No. Freezers are designed to operate in an upright position only. Laying a freezer on its side can damage the coolant lines and compressor leading to malfunction. Always keep the freezer fully upright when moving, installing or operating it.

How long should a freezer last?

On average, a properly installed and maintained freezer should last 10-15 years. Higher-end models may last 20 years or longer. Factors like temperature, humidity, ventilation and usage impact longevity. Proper preventive care helps maximize freezer lifespan.

What is the most energy efficient freezer?

Chest freezers tend to be more efficient than uprights since the cold air stays inside when you open the lid top rather than spilling out. Look for units with high-efficiency compressors and 100+ kWh/year ratings to maximize energy savings. Avoid older used freezers.

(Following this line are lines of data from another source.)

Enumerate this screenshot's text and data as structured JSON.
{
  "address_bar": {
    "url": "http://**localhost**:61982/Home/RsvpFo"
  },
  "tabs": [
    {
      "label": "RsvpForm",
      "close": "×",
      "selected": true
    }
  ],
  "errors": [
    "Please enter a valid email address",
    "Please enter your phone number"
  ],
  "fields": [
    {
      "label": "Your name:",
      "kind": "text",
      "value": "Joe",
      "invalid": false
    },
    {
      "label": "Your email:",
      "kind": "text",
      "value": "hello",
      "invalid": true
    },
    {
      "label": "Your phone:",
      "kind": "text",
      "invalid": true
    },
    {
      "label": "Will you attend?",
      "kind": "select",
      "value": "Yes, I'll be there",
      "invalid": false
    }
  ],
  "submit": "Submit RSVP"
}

Determining the optimal location to install your new freezer involves weighing several important considerations from climate conditions and ventilation to electrical requirements and convenience. Taking the time to carefully assess your home layout and freezer needs will ensure you choose the ideal spot to maximize performance, efficiency and ease-of-use for many years to come. With proper planning and preparation, you can provide your freezer the right home placement to serve your household safely and reliably over the long haul.